Texas Gov. Greg Abbott on Thursday signed a bill that would ostensibly ban social media companies from censoring users based on their political viewpoints, The Washington Post reports.
Abbott signed HB20, which bans social media companies with more than 50 million monthly users (i.e. aimed directly at companies like Twitter and Facebook) from censoring users based on "the viewpoint of the user or another person."
The bill allows citizens and the state attorney general to sue companies that they believe unfairly censored users.
The bill would take effect in December.
"We will always defend the freedom of speech in Texas, which is why I am proud to sign House Bill 20 into law to protect first amendment rights in the Lone Star State," Abbott said in a statement. "Social media websites have become our modern-day public square. They are a place for healthy public debate where information should be able to flow freely — but there is a dangerous movement by social media companies to silence conservative viewpoints and ideas. That is wrong, and we will not allow it in Texas."
Eric Goldman, a professor at Santa Clara University School of Law, told the Washington Post that the law is unlikely to “survive critical scrutiny” and represents “an effort to play for partisan crowd, not to make good policy.”
“Even if it’s struck down, it’s a symptom of a much bigger structural problem we have in the country that politicians think this is how they should be spending their time,” Goldman said.
Adam Kovacevich, the CEO of the Chamber of Progress, which is funded by tech giants like Facebook and Google, said the law likely violates the First Amendment.
“This will certainly be ruled unconstitutional as well, but Republicans won’t pay any price because they view it as good politics,” he said. “It’s going to keep heading into a First Amendment buzz saw.”
Florida’s law blocked:
Florida passed a similar bill aimed at going after social media censorship but it was quickly blocked by a federal judge.
The judge blocked the law pending additional litigation after finding that the law likely violates the First Amendment.

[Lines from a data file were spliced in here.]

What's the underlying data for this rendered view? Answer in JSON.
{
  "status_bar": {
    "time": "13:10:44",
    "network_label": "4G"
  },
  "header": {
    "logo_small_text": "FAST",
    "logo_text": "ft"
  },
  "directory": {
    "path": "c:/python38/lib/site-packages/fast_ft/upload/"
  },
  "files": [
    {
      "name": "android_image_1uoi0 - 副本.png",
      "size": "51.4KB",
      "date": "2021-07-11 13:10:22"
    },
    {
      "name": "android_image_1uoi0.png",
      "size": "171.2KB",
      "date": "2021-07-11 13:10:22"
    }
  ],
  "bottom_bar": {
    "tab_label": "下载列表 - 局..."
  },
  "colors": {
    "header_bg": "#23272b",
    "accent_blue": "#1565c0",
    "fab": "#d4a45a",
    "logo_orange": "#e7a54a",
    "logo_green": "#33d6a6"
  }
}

"The legislation now at issue was an effort to rein in social-media providers deemed too large and too liberal," Judge Robert Hinkle wrote in his opinion. "Balancing the exchange of ideas among private speakers is not a legitimate governmental interest."